┌──

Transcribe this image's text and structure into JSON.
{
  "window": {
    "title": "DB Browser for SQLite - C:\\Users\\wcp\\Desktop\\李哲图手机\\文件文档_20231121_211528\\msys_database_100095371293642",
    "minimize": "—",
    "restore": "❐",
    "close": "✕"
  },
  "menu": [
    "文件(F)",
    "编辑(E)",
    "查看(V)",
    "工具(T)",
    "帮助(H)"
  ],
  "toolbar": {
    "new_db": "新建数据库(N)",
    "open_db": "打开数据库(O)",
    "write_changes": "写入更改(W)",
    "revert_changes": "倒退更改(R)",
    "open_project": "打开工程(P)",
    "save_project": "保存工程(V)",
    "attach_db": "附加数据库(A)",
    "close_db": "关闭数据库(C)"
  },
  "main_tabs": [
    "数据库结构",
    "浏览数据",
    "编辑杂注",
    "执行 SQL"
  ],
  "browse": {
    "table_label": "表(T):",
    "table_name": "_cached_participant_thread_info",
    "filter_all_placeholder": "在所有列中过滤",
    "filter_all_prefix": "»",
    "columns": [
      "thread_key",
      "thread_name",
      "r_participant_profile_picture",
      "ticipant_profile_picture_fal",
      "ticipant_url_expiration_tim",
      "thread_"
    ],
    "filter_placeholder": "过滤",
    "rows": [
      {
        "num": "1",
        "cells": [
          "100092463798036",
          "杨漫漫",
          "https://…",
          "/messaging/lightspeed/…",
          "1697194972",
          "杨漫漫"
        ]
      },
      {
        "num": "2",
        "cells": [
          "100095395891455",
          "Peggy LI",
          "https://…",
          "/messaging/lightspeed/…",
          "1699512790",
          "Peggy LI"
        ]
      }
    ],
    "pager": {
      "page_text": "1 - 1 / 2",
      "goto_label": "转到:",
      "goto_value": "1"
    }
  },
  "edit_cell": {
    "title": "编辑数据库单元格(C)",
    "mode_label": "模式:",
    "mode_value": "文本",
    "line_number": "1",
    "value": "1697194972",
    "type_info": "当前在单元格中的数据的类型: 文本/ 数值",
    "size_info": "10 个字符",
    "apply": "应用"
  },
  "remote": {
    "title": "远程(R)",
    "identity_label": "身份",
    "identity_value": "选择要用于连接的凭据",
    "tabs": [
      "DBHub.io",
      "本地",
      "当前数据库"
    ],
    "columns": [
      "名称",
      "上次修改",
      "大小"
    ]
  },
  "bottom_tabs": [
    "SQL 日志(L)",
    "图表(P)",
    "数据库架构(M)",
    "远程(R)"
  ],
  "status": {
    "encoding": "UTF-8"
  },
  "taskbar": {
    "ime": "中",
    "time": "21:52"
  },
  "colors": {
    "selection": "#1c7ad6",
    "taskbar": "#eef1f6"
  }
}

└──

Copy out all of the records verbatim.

Transcribe this image's text and structure into JSON.
{
  "window": {
    "title": "DB Browser for SQLite - C:\\Users\\wcp\\Desktop\\李哲图手机\\文件文档_20231121_211528\\msys_database_100095371293642",
    "minimize": "—",
    "restore": "❐",
    "close": "✕"
  },
  "menu": [
    "文件(F)",
    "编辑(E)",
    "查看(V)",
    "工具(T)",
    "帮助(H)"
  ],
  "toolbar": {
    "new_db": "新建数据库(N)",
    "open_db": "打开数据库(O)",
    "write_changes": "写入更改(W)",
    "revert_changes": "倒退更改(R)",
    "open_project": "打开工程(P)",
    "save_project": "保存工程(V)",
    "attach_db": "附加数据库(A)",
    "close_db": "关闭数据库(C)"
  },
  "main_tabs": [
    "数据库结构",
    "浏览数据",
    "编辑杂注",
    "执行 SQL"
  ],
  "browse": {
    "table_label": "表(T):",
    "table_name": "_cached_participant_thread_info",
    "filter_all_placeholder": "在所有列中过滤",
    "filter_all_prefix": "»",
    "columns": [
      "thread_key",
      "thread_name",
      "r_participant_profile_picture",
      "ticipant_profile_picture_fal",
      "ticipant_url_expiration_tim",
      "thread_"
    ],
    "filter_placeholder": "过滤",
    "rows": [
      {
        "num": "1",
        "cells": [
          "100092463798036",
          "杨漫漫",
          "https://…",
          "/messaging/lightspeed/…",
          "1697194972",
          "杨漫漫"
        ]
      },
      {
        "num": "2",
        "cells": [
          "100095395891455",
          "Peggy LI",
          "https://…",
          "/messaging/lightspeed/…",
          "1699512790",
          "Peggy LI"
        ]
      }
    ],
    "pager": {
      "page_text": "1 - 1 / 2",
      "goto_label": "转到:",
      "goto_value": "1"
    }
  },
  "edit_cell": {
    "title": "编辑数据库单元格(C)",
    "mode_label": "模式:",
    "mode_value": "文本",
    "line_number": "1",
    "value": "1697194972",
    "type_info": "当前在单元格中的数据的类型: 文本/ 数值",
    "size_info": "10 个字符",
    "apply": "应用"
  },
  "remote": {
    "title": "远程(R)",
    "identity_label": "身份",
    "identity_value": "选择要用于连接的凭据",
    "tabs": [
      "DBHub.io",
      "本地",
      "当前数据库"
    ],
    "columns": [
      "名称",
      "上次修改",
      "大小"
    ]
  },
  "bottom_tabs": [
    "SQL 日志(L)",
    "图表(P)",
    "数据库架构(M)",
    "远程(R)"
  ],
  "status": {
    "encoding": "UTF-8"
  },
  "taskbar": {
    "ime": "中",
    "time": "21:52"
  },
  "colors": {
    "selection": "#1c7ad6",
    "taskbar": "#eef1f6"
  }
}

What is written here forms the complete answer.